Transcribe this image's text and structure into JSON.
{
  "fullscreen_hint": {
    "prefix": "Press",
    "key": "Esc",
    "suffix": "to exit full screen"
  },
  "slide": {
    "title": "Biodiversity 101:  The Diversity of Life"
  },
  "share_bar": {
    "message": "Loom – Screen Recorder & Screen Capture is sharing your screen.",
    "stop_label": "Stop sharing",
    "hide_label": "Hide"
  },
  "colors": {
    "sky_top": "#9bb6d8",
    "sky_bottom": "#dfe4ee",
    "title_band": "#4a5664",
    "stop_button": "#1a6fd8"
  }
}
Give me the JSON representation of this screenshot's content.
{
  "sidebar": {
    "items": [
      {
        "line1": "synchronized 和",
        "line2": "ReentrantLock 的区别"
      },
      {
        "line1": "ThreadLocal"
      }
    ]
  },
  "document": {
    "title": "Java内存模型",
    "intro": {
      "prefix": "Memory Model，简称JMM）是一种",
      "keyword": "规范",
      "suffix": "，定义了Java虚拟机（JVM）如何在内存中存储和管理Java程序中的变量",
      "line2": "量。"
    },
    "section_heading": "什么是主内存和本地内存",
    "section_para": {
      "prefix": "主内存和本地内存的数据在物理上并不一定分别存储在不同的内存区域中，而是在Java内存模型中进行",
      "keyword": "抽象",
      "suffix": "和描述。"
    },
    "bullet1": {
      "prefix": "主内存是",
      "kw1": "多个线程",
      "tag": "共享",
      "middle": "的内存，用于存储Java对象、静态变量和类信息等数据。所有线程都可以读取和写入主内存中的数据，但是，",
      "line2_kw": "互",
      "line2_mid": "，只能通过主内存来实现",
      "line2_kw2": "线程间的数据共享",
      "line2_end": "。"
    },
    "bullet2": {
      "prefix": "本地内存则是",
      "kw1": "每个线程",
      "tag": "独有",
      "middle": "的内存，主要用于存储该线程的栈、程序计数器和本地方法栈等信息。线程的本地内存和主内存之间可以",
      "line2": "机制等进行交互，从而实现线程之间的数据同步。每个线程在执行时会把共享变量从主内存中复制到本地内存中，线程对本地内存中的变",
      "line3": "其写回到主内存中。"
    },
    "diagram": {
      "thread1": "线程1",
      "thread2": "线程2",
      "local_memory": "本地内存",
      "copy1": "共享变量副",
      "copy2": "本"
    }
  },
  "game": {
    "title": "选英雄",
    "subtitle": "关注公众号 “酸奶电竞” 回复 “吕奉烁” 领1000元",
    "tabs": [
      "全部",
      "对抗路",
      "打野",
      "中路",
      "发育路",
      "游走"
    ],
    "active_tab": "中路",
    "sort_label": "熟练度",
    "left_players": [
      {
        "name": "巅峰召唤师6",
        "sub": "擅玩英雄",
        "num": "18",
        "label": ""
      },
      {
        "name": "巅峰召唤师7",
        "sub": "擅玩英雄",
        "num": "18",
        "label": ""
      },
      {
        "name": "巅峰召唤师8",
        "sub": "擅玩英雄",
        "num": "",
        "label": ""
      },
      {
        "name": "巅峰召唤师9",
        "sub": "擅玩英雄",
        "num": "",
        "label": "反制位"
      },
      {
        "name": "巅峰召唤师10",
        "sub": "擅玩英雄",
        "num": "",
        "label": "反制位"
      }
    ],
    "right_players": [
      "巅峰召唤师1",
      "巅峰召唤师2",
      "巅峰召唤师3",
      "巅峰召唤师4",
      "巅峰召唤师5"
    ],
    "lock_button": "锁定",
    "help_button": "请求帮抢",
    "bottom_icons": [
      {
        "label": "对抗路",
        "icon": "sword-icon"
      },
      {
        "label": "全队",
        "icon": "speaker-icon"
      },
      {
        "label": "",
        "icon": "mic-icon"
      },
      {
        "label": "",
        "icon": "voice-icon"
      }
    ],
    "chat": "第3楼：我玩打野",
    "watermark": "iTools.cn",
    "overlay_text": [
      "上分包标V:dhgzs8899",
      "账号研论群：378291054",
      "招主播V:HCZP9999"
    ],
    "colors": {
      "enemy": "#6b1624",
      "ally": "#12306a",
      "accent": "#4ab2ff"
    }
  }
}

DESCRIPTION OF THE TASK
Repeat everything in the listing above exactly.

TASK OUTPUT
Transcribe this image's text and structure into JSON.
{
  "fullscreen_hint": {
    "prefix": "Press",
    "key": "Esc",
    "suffix": "to exit full screen"
  },
  "slide": {
    "title": "Biodiversity 101:  The Diversity of Life"
  },
  "share_bar": {
    "message": "Loom – Screen Recorder & Screen Capture is sharing your screen.",
    "stop_label": "Stop sharing",
    "hide_label": "Hide"
  },
  "colors": {
    "sky_top": "#9bb6d8",
    "sky_bottom": "#dfe4ee",
    "title_band": "#4a5664",
    "stop_button": "#1a6fd8"
  }
}
Give me the JSON representation of this screenshot's content.
{
  "sidebar": {
    "items": [
      {
        "line1": "synchronized 和",
        "line2": "ReentrantLock 的区别"
      },
      {
        "line1": "ThreadLocal"
      }
    ]
  },
  "document": {
    "title": "Java内存模型",
    "intro": {
      "prefix": "Memory Model，简称JMM）是一种",
      "keyword": "规范",
      "suffix": "，定义了Java虚拟机（JVM）如何在内存中存储和管理Java程序中的变量",
      "line2": "量。"
    },
    "section_heading": "什么是主内存和本地内存",
    "section_para": {
      "prefix": "主内存和本地内存的数据在物理上并不一定分别存储在不同的内存区域中，而是在Java内存模型中进行",
      "keyword": "抽象",
      "suffix": "和描述。"
    },
    "bullet1": {
      "prefix": "主内存是",
      "kw1": "多个线程",
      "tag": "共享",
      "middle": "的内存，用于存储Java对象、静态变量和类信息等数据。所有线程都可以读取和写入主内存中的数据，但是，",
      "line2_kw": "互",
      "line2_mid": "，只能通过主内存来实现",
      "line2_kw2": "线程间的数据共享",
      "line2_end": "。"
    },
    "bullet2": {
      "prefix": "本地内存则是",
      "kw1": "每个线程",
      "tag": "独有",
      "middle": "的内存，主要用于存储该线程的栈、程序计数器和本地方法栈等信息。线程的本地内存和主内存之间可以",
      "line2": "机制等进行交互，从而实现线程之间的数据同步。每个线程在执行时会把共享变量从主内存中复制到本地内存中，线程对本地内存中的变",
      "line3": "其写回到主内存中。"
    },
    "diagram": {
      "thread1": "线程1",
      "thread2": "线程2",
      "local_memory": "本地内存",
      "copy1": "共享变量副",
      "copy2": "本"
    }
  },
  "game": {
    "title": "选英雄",
    "subtitle": "关注公众号 “酸奶电竞” 回复 “吕奉烁” 领1000元",
    "tabs": [
      "全部",
      "对抗路",
      "打野",
      "中路",
      "发育路",
      "游走"
    ],
    "active_tab": "中路",
    "sort_label": "熟练度",
    "left_players": [
      {
        "name": "巅峰召唤师6",
        "sub": "擅玩英雄",
        "num": "18",
        "label": ""
      },
      {
        "name": "巅峰召唤师7",
        "sub": "擅玩英雄",
        "num": "18",
        "label": ""
      },
      {
        "name": "巅峰召唤师8",
        "sub": "擅玩英雄",
        "num": "",
        "label": ""
      },
      {
        "name": "巅峰召唤师9",
        "sub": "擅玩英雄",
        "num": "",
        "label": "反制位"
      },
      {
        "name": "巅峰召唤师10",
        "sub": "擅玩英雄",
        "num": "",
        "label": "反制位"
      }
    ],
    "right_players": [
      "巅峰召唤师1",
      "巅峰召唤师2",
      "巅峰召唤师3",
      "巅峰召唤师4",
      "巅峰召唤师5"
    ],
    "lock_button": "锁定",
    "help_button": "请求帮抢",
    "bottom_icons": [
      {
        "label": "对抗路",
        "icon": "sword-icon"
      },
      {
        "label": "全队",
        "icon": "speaker-icon"
      },
      {
        "label": "",
        "icon": "mic-icon"
      },
      {
        "label": "",
        "icon": "voice-icon"
      }
    ],
    "chat": "第3楼：我玩打野",
    "watermark": "iTools.cn",
    "overlay_text": [
      "上分包标V:dhgzs8899",
      "账号研论群：378291054",
      "招主播V:HCZP9999"
    ],
    "colors": {
      "enemy": "#6b1624",
      "ally": "#12306a",
      "accent": "#4ab2ff"
    }
  }
}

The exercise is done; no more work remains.